**Records contained in a dataset**
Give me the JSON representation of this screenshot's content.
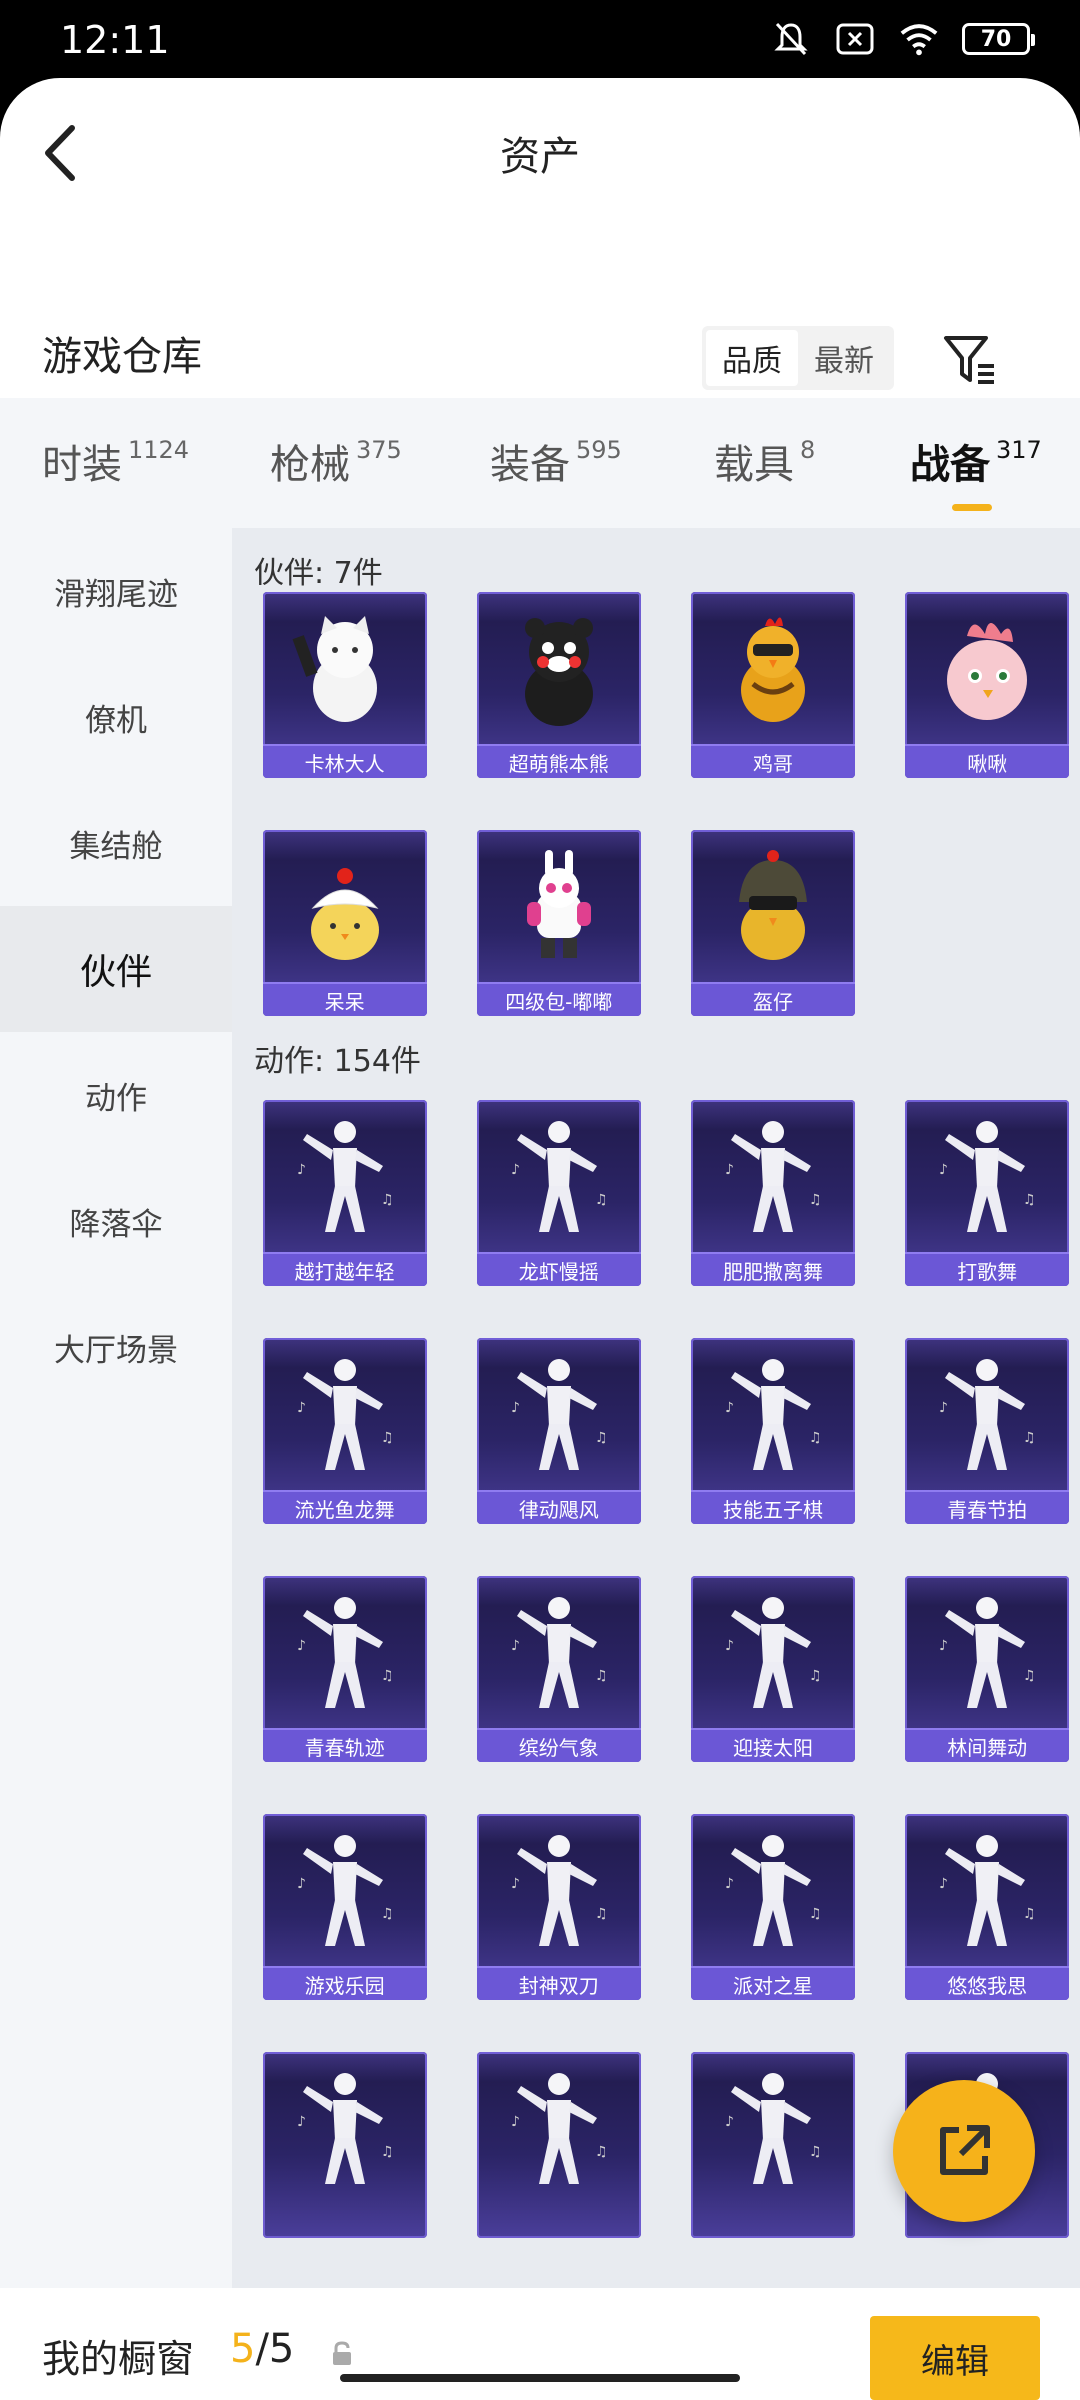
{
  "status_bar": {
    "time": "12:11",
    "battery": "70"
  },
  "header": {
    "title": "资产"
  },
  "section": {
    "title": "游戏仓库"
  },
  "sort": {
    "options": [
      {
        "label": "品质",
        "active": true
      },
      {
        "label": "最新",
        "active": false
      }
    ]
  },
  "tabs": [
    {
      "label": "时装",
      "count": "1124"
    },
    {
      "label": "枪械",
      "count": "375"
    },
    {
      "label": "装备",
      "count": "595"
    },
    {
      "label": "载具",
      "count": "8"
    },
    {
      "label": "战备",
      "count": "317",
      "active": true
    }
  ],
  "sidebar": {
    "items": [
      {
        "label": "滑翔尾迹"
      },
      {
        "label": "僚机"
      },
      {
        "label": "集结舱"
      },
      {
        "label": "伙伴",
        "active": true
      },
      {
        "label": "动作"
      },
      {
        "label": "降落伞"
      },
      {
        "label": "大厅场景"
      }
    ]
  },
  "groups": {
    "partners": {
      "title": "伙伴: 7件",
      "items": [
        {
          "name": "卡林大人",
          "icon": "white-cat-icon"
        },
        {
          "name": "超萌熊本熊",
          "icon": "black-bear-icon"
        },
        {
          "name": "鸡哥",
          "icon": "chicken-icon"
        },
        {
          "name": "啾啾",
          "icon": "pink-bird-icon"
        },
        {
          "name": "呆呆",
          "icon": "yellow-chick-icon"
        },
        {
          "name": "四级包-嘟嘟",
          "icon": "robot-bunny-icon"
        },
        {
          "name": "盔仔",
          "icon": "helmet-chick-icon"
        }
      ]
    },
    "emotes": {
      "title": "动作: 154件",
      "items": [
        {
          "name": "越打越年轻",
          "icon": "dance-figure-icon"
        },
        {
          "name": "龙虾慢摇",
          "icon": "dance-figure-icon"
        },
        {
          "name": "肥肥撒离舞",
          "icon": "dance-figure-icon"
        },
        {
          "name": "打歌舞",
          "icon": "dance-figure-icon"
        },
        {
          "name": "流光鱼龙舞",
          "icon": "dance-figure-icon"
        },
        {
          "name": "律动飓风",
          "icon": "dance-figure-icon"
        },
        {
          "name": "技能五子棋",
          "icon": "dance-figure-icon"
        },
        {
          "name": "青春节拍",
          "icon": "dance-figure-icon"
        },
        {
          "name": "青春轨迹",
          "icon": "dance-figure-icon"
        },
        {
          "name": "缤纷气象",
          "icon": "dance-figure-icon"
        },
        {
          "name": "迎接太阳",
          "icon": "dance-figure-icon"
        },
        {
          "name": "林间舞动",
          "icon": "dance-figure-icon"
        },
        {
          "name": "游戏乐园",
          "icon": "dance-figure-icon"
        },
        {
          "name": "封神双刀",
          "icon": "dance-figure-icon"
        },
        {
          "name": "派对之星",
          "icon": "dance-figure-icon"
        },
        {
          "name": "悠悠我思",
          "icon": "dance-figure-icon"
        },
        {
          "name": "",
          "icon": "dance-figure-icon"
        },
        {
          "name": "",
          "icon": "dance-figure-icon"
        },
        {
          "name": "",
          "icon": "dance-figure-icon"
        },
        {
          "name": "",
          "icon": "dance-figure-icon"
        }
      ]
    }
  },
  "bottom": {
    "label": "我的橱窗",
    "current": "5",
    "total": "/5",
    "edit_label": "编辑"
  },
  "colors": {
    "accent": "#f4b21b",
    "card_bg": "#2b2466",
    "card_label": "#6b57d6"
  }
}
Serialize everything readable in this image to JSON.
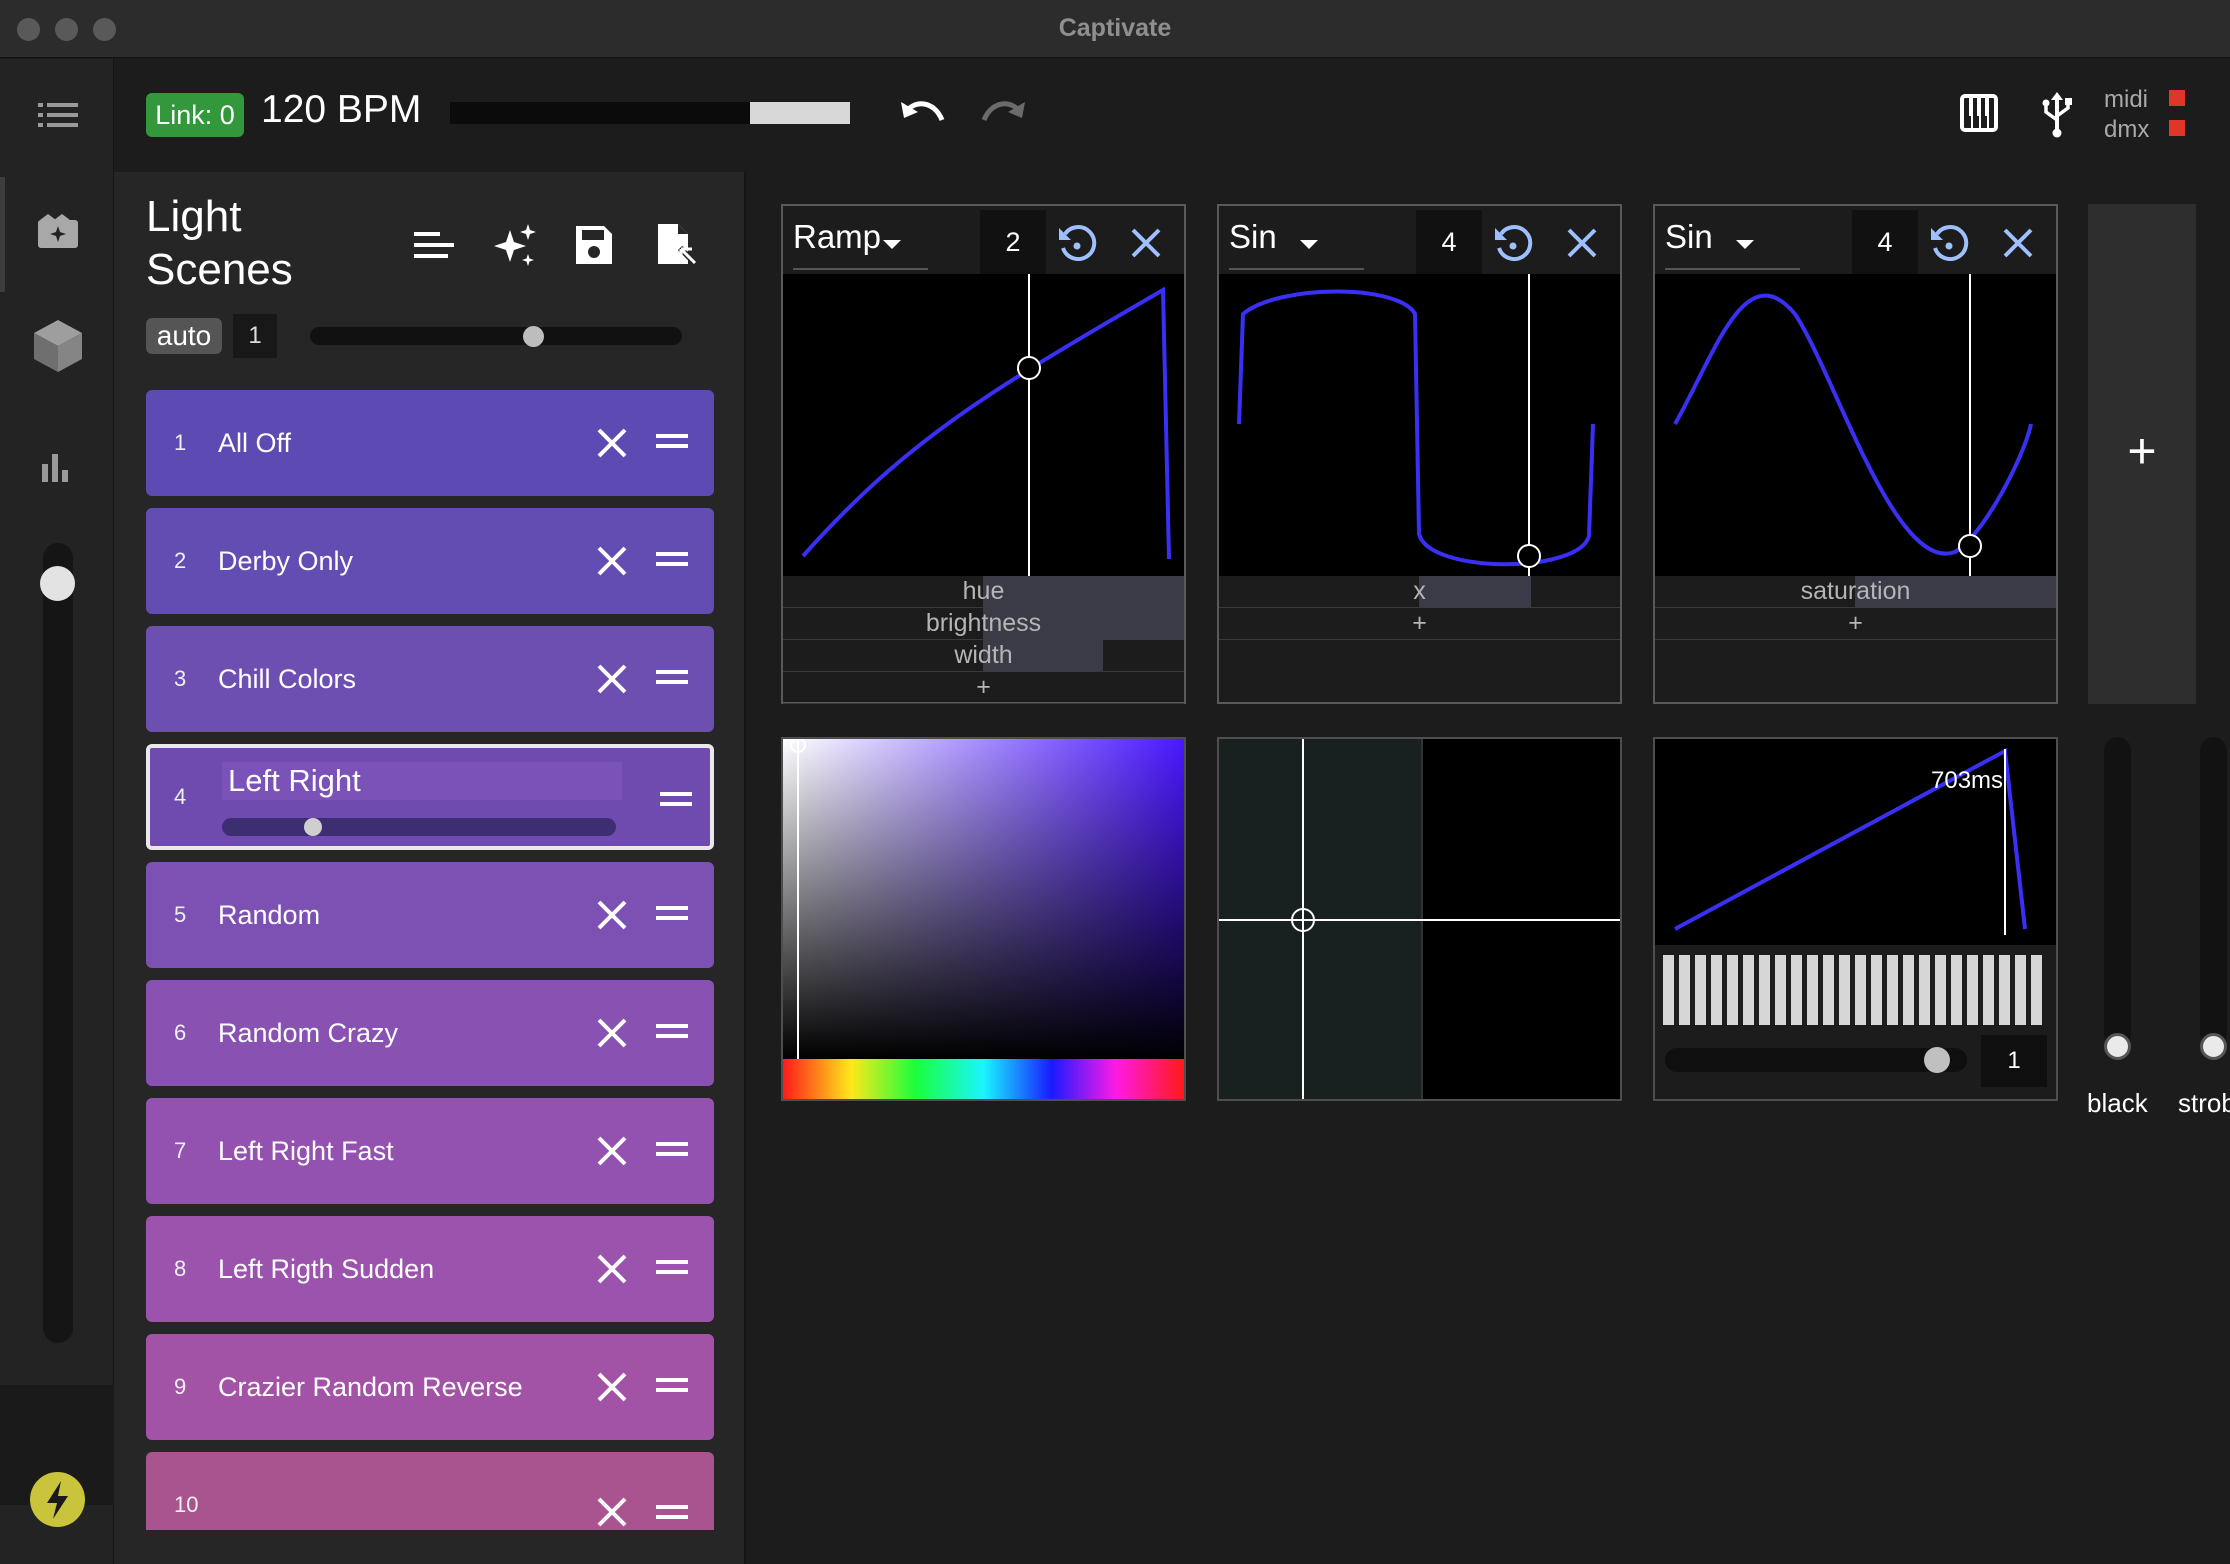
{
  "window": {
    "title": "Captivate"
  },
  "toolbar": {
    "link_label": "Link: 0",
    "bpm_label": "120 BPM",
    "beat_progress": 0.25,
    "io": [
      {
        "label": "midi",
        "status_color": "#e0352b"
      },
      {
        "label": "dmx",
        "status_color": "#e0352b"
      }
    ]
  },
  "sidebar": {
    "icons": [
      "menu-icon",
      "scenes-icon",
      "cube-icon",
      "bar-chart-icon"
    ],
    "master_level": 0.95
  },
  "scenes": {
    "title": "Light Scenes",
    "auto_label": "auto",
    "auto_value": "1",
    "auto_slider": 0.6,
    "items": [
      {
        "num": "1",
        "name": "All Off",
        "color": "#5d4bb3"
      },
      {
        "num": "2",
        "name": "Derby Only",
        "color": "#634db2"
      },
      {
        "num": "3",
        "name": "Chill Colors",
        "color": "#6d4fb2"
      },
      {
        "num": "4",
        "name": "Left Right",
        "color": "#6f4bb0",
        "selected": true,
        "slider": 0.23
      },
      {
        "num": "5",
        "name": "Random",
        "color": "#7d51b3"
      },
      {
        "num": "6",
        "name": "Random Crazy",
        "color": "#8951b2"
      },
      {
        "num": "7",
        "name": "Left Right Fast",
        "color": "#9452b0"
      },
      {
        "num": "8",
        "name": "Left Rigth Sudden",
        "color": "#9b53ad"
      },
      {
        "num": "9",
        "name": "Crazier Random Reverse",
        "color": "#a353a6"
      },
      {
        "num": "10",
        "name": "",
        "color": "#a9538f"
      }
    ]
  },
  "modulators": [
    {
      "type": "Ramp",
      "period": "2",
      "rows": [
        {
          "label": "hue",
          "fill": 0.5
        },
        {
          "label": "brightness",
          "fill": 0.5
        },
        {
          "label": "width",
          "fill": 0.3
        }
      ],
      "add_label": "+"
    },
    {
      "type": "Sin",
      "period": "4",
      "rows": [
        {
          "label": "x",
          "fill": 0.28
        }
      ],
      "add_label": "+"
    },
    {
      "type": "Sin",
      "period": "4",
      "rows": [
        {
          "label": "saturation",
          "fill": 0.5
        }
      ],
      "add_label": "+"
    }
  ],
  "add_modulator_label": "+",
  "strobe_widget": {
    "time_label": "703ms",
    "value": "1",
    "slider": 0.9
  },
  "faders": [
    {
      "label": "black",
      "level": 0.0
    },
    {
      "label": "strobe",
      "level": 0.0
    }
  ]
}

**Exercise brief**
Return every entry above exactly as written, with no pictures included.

**Exercise response**
Give me the JSON representation of this screenshot's content.
{
  "status_bar": {
    "time": "12:11",
    "battery": "70"
  },
  "header": {
    "title": "资产"
  },
  "section": {
    "title": "游戏仓库"
  },
  "sort": {
    "options": [
      {
        "label": "品质",
        "active": true
      },
      {
        "label": "最新",
        "active": false
      }
    ]
  },
  "tabs": [
    {
      "label": "时装",
      "count": "1124"
    },
    {
      "label": "枪械",
      "count": "375"
    },
    {
      "label": "装备",
      "count": "595"
    },
    {
      "label": "载具",
      "count": "8"
    },
    {
      "label": "战备",
      "count": "317",
      "active": true
    }
  ],
  "sidebar": {
    "items": [
      {
        "label": "滑翔尾迹"
      },
      {
        "label": "僚机"
      },
      {
        "label": "集结舱"
      },
      {
        "label": "伙伴",
        "active": true
      },
      {
        "label": "动作"
      },
      {
        "label": "降落伞"
      },
      {
        "label": "大厅场景"
      }
    ]
  },
  "groups": {
    "partners": {
      "title": "伙伴: 7件",
      "items": [
        {
          "name": "卡林大人",
          "icon": "white-cat-icon"
        },
        {
          "name": "超萌熊本熊",
          "icon": "black-bear-icon"
        },
        {
          "name": "鸡哥",
          "icon": "chicken-icon"
        },
        {
          "name": "啾啾",
          "icon": "pink-bird-icon"
        },
        {
          "name": "呆呆",
          "icon": "yellow-chick-icon"
        },
        {
          "name": "四级包-嘟嘟",
          "icon": "robot-bunny-icon"
        },
        {
          "name": "盔仔",
          "icon": "helmet-chick-icon"
        }
      ]
    },
    "emotes": {
      "title": "动作: 154件",
      "items": [
        {
          "name": "越打越年轻",
          "icon": "dance-figure-icon"
        },
        {
          "name": "龙虾慢摇",
          "icon": "dance-figure-icon"
        },
        {
          "name": "肥肥撒离舞",
          "icon": "dance-figure-icon"
        },
        {
          "name": "打歌舞",
          "icon": "dance-figure-icon"
        },
        {
          "name": "流光鱼龙舞",
          "icon": "dance-figure-icon"
        },
        {
          "name": "律动飓风",
          "icon": "dance-figure-icon"
        },
        {
          "name": "技能五子棋",
          "icon": "dance-figure-icon"
        },
        {
          "name": "青春节拍",
          "icon": "dance-figure-icon"
        },
        {
          "name": "青春轨迹",
          "icon": "dance-figure-icon"
        },
        {
          "name": "缤纷气象",
          "icon": "dance-figure-icon"
        },
        {
          "name": "迎接太阳",
          "icon": "dance-figure-icon"
        },
        {
          "name": "林间舞动",
          "icon": "dance-figure-icon"
        },
        {
          "name": "游戏乐园",
          "icon": "dance-figure-icon"
        },
        {
          "name": "封神双刀",
          "icon": "dance-figure-icon"
        },
        {
          "name": "派对之星",
          "icon": "dance-figure-icon"
        },
        {
          "name": "悠悠我思",
          "icon": "dance-figure-icon"
        },
        {
          "name": "",
          "icon": "dance-figure-icon"
        },
        {
          "name": "",
          "icon": "dance-figure-icon"
        },
        {
          "name": "",
          "icon": "dance-figure-icon"
        },
        {
          "name": "",
          "icon": "dance-figure-icon"
        }
      ]
    }
  },
  "bottom": {
    "label": "我的橱窗",
    "current": "5",
    "total": "/5",
    "edit_label": "编辑"
  },
  "colors": {
    "accent": "#f4b21b",
    "card_bg": "#2b2466",
    "card_label": "#6b57d6"
  }
}
Serialize everything readable in this image to JSON.
{
  "window": {
    "title": "Captivate"
  },
  "toolbar": {
    "link_label": "Link: 0",
    "bpm_label": "120 BPM",
    "beat_progress": 0.25,
    "io": [
      {
        "label": "midi",
        "status_color": "#e0352b"
      },
      {
        "label": "dmx",
        "status_color": "#e0352b"
      }
    ]
  },
  "sidebar": {
    "icons": [
      "menu-icon",
      "scenes-icon",
      "cube-icon",
      "bar-chart-icon"
    ],
    "master_level": 0.95
  },
  "scenes": {
    "title": "Light Scenes",
    "auto_label": "auto",
    "auto_value": "1",
    "auto_slider": 0.6,
    "items": [
      {
        "num": "1",
        "name": "All Off",
        "color": "#5d4bb3"
      },
      {
        "num": "2",
        "name": "Derby Only",
        "color": "#634db2"
      },
      {
        "num": "3",
        "name": "Chill Colors",
        "color": "#6d4fb2"
      },
      {
        "num": "4",
        "name": "Left Right",
        "color": "#6f4bb0",
        "selected": true,
        "slider": 0.23
      },
      {
        "num": "5",
        "name": "Random",
        "color": "#7d51b3"
      },
      {
        "num": "6",
        "name": "Random Crazy",
        "color": "#8951b2"
      },
      {
        "num": "7",
        "name": "Left Right Fast",
        "color": "#9452b0"
      },
      {
        "num": "8",
        "name": "Left Rigth Sudden",
        "color": "#9b53ad"
      },
      {
        "num": "9",
        "name": "Crazier Random Reverse",
        "color": "#a353a6"
      },
      {
        "num": "10",
        "name": "",
        "color": "#a9538f"
      }
    ]
  },
  "modulators": [
    {
      "type": "Ramp",
      "period": "2",
      "rows": [
        {
          "label": "hue",
          "fill": 0.5
        },
        {
          "label": "brightness",
          "fill": 0.5
        },
        {
          "label": "width",
          "fill": 0.3
        }
      ],
      "add_label": "+"
    },
    {
      "type": "Sin",
      "period": "4",
      "rows": [
        {
          "label": "x",
          "fill": 0.28
        }
      ],
      "add_label": "+"
    },
    {
      "type": "Sin",
      "period": "4",
      "rows": [
        {
          "label": "saturation",
          "fill": 0.5
        }
      ],
      "add_label": "+"
    }
  ],
  "add_modulator_label": "+",
  "strobe_widget": {
    "time_label": "703ms",
    "value": "1",
    "slider": 0.9
  },
  "faders": [
    {
      "label": "black",
      "level": 0.0
    },
    {
      "label": "strobe",
      "level": 0.0
    }
  ]
}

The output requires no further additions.